%%

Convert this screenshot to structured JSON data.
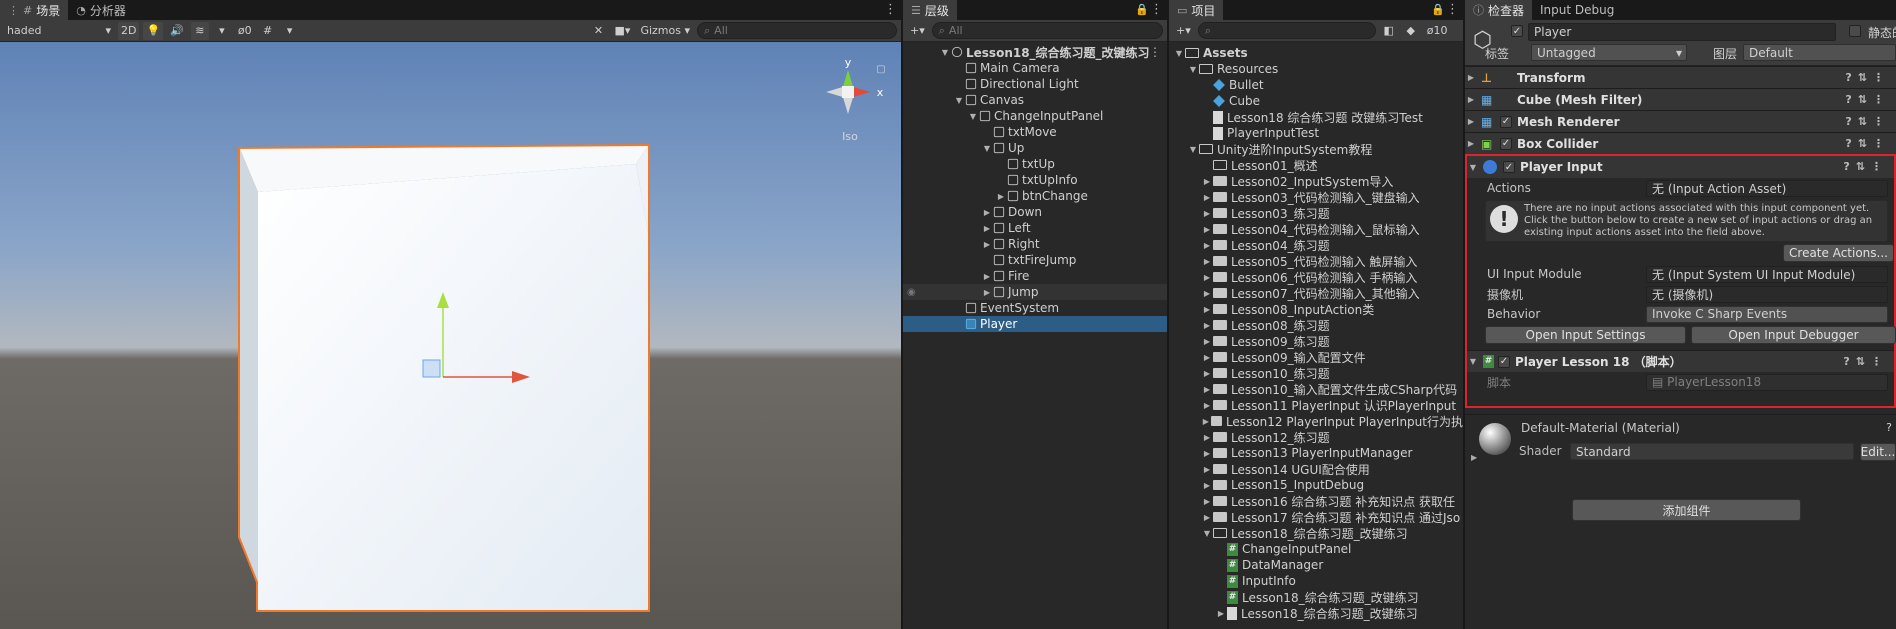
{
  "scene": {
    "tabs": [
      {
        "label": "场景"
      },
      {
        "label": "分析器"
      }
    ],
    "shading": "haded",
    "toggle_2d": "2D",
    "hidden_count": "0",
    "gizmos": "Gizmos",
    "search_placeholder": "All",
    "orientation": {
      "x": "x",
      "y": "y",
      "mode": "Iso"
    }
  },
  "hierarchy": {
    "tab": "层级",
    "search_placeholder": "All",
    "items": [
      {
        "label": "Lesson18_综合练习题_改键练习",
        "depth": 0,
        "expand": "▼",
        "icon": "scene",
        "bold": true
      },
      {
        "label": "Main Camera",
        "depth": 1,
        "expand": "",
        "icon": "cube"
      },
      {
        "label": "Directional Light",
        "depth": 1,
        "expand": "",
        "icon": "cube"
      },
      {
        "label": "Canvas",
        "depth": 1,
        "expand": "▼",
        "icon": "cube"
      },
      {
        "label": "ChangeInputPanel",
        "depth": 2,
        "expand": "▼",
        "icon": "cube"
      },
      {
        "label": "txtMove",
        "depth": 3,
        "expand": "",
        "icon": "cube"
      },
      {
        "label": "Up",
        "depth": 3,
        "expand": "▼",
        "icon": "cube"
      },
      {
        "label": "txtUp",
        "depth": 4,
        "expand": "",
        "icon": "cube"
      },
      {
        "label": "txtUpInfo",
        "depth": 4,
        "expand": "",
        "icon": "cube"
      },
      {
        "label": "btnChange",
        "depth": 4,
        "expand": "▶",
        "icon": "cube"
      },
      {
        "label": "Down",
        "depth": 3,
        "expand": "▶",
        "icon": "cube"
      },
      {
        "label": "Left",
        "depth": 3,
        "expand": "▶",
        "icon": "cube"
      },
      {
        "label": "Right",
        "depth": 3,
        "expand": "▶",
        "icon": "cube"
      },
      {
        "label": "txtFireJump",
        "depth": 3,
        "expand": "",
        "icon": "cube"
      },
      {
        "label": "Fire",
        "depth": 3,
        "expand": "▶",
        "icon": "cube"
      },
      {
        "label": "Jump",
        "depth": 3,
        "expand": "▶",
        "icon": "cube",
        "hover": true
      },
      {
        "label": "EventSystem",
        "depth": 1,
        "expand": "",
        "icon": "cube"
      },
      {
        "label": "Player",
        "depth": 1,
        "expand": "",
        "icon": "cube-blue",
        "selected": true
      }
    ]
  },
  "project": {
    "tab": "项目",
    "badge_count": "10",
    "items": [
      {
        "label": "Assets",
        "depth": 0,
        "expand": "▼",
        "icon": "folder-open",
        "bold": true
      },
      {
        "label": "Resources",
        "depth": 1,
        "expand": "▼",
        "icon": "folder-open"
      },
      {
        "label": "Bullet",
        "depth": 2,
        "expand": "",
        "icon": "prefab"
      },
      {
        "label": "Cube",
        "depth": 2,
        "expand": "",
        "icon": "prefab"
      },
      {
        "label": "Lesson18 综合练习题 改键练习Test",
        "depth": 2,
        "expand": "",
        "icon": "doc"
      },
      {
        "label": "PlayerInputTest",
        "depth": 2,
        "expand": "",
        "icon": "doc"
      },
      {
        "label": "Unity进阶InputSystem教程",
        "depth": 1,
        "expand": "▼",
        "icon": "folder-open"
      },
      {
        "label": "Lesson01_概述",
        "depth": 2,
        "expand": "",
        "icon": "folder-open"
      },
      {
        "label": "Lesson02_InputSystem导入",
        "depth": 2,
        "expand": "▶",
        "icon": "folder"
      },
      {
        "label": "Lesson03_代码检测输入_键盘输入",
        "depth": 2,
        "expand": "▶",
        "icon": "folder"
      },
      {
        "label": "Lesson03_练习题",
        "depth": 2,
        "expand": "▶",
        "icon": "folder"
      },
      {
        "label": "Lesson04_代码检测输入_鼠标输入",
        "depth": 2,
        "expand": "▶",
        "icon": "folder"
      },
      {
        "label": "Lesson04_练习题",
        "depth": 2,
        "expand": "▶",
        "icon": "folder"
      },
      {
        "label": "Lesson05_代码检测输入 触屏输入",
        "depth": 2,
        "expand": "▶",
        "icon": "folder"
      },
      {
        "label": "Lesson06_代码检测输入 手柄输入",
        "depth": 2,
        "expand": "▶",
        "icon": "folder"
      },
      {
        "label": "Lesson07_代码检测输入_其他输入",
        "depth": 2,
        "expand": "▶",
        "icon": "folder"
      },
      {
        "label": "Lesson08_InputAction类",
        "depth": 2,
        "expand": "▶",
        "icon": "folder"
      },
      {
        "label": "Lesson08_练习题",
        "depth": 2,
        "expand": "▶",
        "icon": "folder"
      },
      {
        "label": "Lesson09_练习题",
        "depth": 2,
        "expand": "▶",
        "icon": "folder"
      },
      {
        "label": "Lesson09_输入配置文件",
        "depth": 2,
        "expand": "▶",
        "icon": "folder"
      },
      {
        "label": "Lesson10_练习题",
        "depth": 2,
        "expand": "▶",
        "icon": "folder"
      },
      {
        "label": "Lesson10_输入配置文件生成CSharp代码",
        "depth": 2,
        "expand": "▶",
        "icon": "folder"
      },
      {
        "label": "Lesson11 PlayerInput 认识PlayerInput",
        "depth": 2,
        "expand": "▶",
        "icon": "folder"
      },
      {
        "label": "Lesson12 PlayerInput PlayerInput行为执",
        "depth": 2,
        "expand": "▶",
        "icon": "folder"
      },
      {
        "label": "Lesson12_练习题",
        "depth": 2,
        "expand": "▶",
        "icon": "folder"
      },
      {
        "label": "Lesson13 PlayerInputManager",
        "depth": 2,
        "expand": "▶",
        "icon": "folder"
      },
      {
        "label": "Lesson14 UGUI配合使用",
        "depth": 2,
        "expand": "▶",
        "icon": "folder"
      },
      {
        "label": "Lesson15_InputDebug",
        "depth": 2,
        "expand": "▶",
        "icon": "folder"
      },
      {
        "label": "Lesson16 综合练习题 补充知识点 获取任",
        "depth": 2,
        "expand": "▶",
        "icon": "folder"
      },
      {
        "label": "Lesson17 综合练习题 补充知识点 通过Jso",
        "depth": 2,
        "expand": "▶",
        "icon": "folder"
      },
      {
        "label": "Lesson18_综合练习题_改键练习",
        "depth": 2,
        "expand": "▼",
        "icon": "folder-open"
      },
      {
        "label": "ChangeInputPanel",
        "depth": 3,
        "expand": "",
        "icon": "script"
      },
      {
        "label": "DataManager",
        "depth": 3,
        "expand": "",
        "icon": "script"
      },
      {
        "label": "InputInfo",
        "depth": 3,
        "expand": "",
        "icon": "script"
      },
      {
        "label": "Lesson18_综合练习题_改键练习",
        "depth": 3,
        "expand": "",
        "icon": "script"
      },
      {
        "label": "Lesson18_综合练习题_改键练习",
        "depth": 3,
        "expand": "▶",
        "icon": "doc"
      }
    ]
  },
  "inspector": {
    "tabs": [
      {
        "label": "检查器"
      },
      {
        "label": "Input Debug"
      }
    ],
    "object_name": "Player",
    "static_label": "静态的",
    "tag_label": "标签",
    "tag_value": "Untagged",
    "layer_label": "图层",
    "layer_value": "Default",
    "components": [
      {
        "name": "Transform",
        "checkbox": false
      },
      {
        "name": "Cube (Mesh Filter)",
        "checkbox": false
      },
      {
        "name": "Mesh Renderer",
        "checkbox": true
      },
      {
        "name": "Box Collider",
        "checkbox": true
      }
    ],
    "player_input": {
      "title": "Player Input",
      "actions_label": "Actions",
      "actions_value": "无 (Input Action Asset)",
      "warning": "There are no input actions associated with this input component yet. Click the button below to create a new set of input actions or drag an existing input actions asset into the field above.",
      "create_actions": "Create Actions...",
      "ui_module_label": "UI Input Module",
      "ui_module_value": "无 (Input System UI Input Module)",
      "camera_label": "摄像机",
      "camera_value": "无 (摄像机)",
      "behavior_label": "Behavior",
      "behavior_value": "Invoke C Sharp Events",
      "open_settings": "Open Input Settings",
      "open_debugger": "Open Input Debugger"
    },
    "player_lesson": {
      "title": "Player Lesson 18 （脚本）",
      "script_label": "脚本",
      "script_value": "PlayerLesson18"
    },
    "material": {
      "name": "Default-Material (Material)",
      "shader_label": "Shader",
      "shader_value": "Standard",
      "edit": "Edit..."
    },
    "add_component": "添加组件"
  },
  "colors": {
    "selection": "#2c5d87",
    "highlight_border": "#d9252b",
    "outline": "#f07a2a"
  }
}
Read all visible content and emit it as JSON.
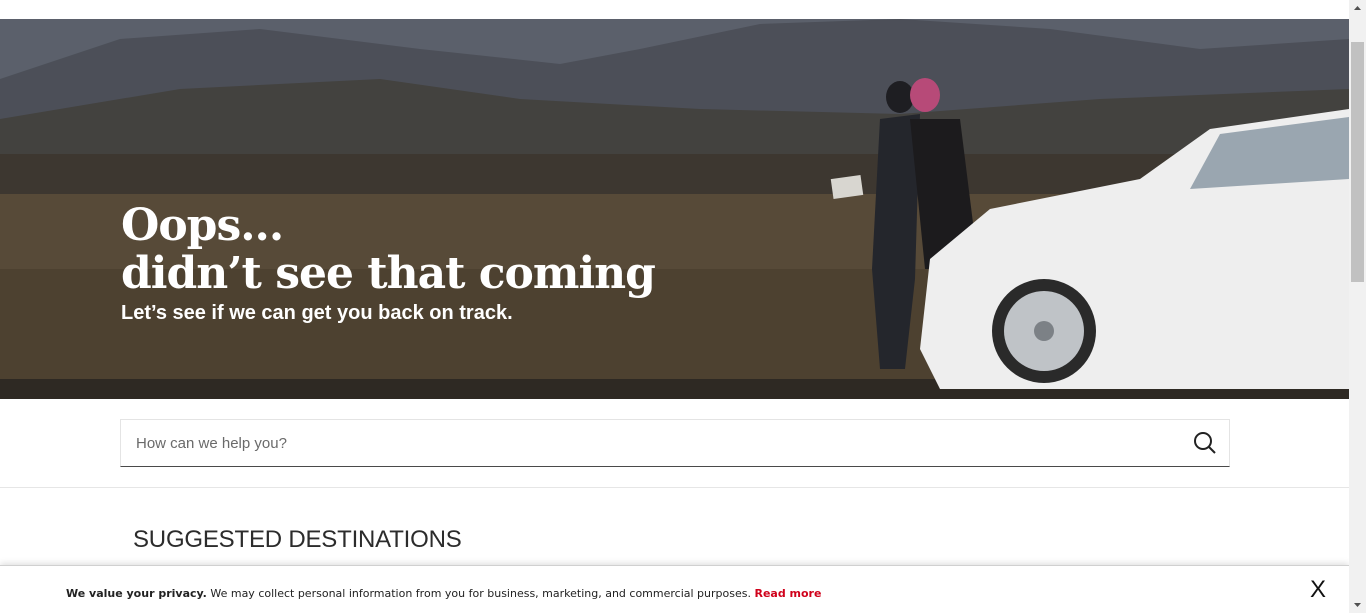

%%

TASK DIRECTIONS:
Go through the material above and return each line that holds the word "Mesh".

ANSWER TO THIS EXERCISE:
        "name": "Cube (Mesh Filter)",
        "name": "Mesh Renderer",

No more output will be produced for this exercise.